What you should do: Could you copy out every line of the data where the word "structured" occurs?
----------------
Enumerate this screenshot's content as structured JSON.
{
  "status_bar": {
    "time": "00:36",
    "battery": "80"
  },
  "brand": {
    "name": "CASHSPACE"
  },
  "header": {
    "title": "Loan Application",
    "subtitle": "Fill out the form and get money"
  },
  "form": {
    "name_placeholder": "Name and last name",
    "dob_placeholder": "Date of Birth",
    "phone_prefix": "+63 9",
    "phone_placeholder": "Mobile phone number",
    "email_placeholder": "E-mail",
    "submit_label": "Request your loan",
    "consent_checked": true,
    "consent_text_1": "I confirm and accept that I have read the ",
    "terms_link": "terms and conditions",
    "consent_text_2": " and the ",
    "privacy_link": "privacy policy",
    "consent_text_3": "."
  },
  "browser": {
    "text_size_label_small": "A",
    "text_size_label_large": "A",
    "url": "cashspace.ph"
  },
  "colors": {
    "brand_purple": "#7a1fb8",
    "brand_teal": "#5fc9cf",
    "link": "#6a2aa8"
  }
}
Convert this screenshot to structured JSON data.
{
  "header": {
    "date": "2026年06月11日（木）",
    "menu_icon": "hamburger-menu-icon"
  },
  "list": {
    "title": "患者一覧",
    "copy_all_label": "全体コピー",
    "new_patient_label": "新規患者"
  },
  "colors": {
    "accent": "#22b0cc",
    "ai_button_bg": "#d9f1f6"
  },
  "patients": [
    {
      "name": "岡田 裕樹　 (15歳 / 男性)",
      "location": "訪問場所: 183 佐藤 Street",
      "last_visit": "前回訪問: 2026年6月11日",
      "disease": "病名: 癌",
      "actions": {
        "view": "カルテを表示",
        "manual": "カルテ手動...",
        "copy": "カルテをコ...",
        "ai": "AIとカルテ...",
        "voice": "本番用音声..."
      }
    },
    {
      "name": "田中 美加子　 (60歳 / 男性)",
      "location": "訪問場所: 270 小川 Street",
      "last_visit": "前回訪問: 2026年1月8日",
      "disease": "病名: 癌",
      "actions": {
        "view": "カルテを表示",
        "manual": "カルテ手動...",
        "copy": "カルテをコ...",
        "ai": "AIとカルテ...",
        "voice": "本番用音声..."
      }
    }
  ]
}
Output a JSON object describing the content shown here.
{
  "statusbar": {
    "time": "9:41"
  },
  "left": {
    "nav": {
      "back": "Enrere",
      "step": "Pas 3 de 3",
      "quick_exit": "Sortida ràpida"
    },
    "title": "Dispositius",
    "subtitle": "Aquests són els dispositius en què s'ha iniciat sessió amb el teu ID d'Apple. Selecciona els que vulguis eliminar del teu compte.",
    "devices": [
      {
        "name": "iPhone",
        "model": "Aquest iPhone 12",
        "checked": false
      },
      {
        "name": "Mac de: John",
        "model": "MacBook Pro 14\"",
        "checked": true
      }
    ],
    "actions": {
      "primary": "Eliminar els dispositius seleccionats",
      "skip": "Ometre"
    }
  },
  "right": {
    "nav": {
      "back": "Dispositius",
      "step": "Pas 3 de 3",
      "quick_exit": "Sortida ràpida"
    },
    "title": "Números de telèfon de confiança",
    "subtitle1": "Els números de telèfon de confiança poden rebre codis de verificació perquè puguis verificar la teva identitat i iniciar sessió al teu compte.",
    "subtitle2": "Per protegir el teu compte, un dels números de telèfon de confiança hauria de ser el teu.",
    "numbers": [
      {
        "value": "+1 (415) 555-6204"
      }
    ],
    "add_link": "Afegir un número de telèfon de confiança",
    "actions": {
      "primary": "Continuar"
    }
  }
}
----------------
Exercise result:
Enumerate this screenshot's content as structured JSON.
Convert this screenshot to structured JSON data.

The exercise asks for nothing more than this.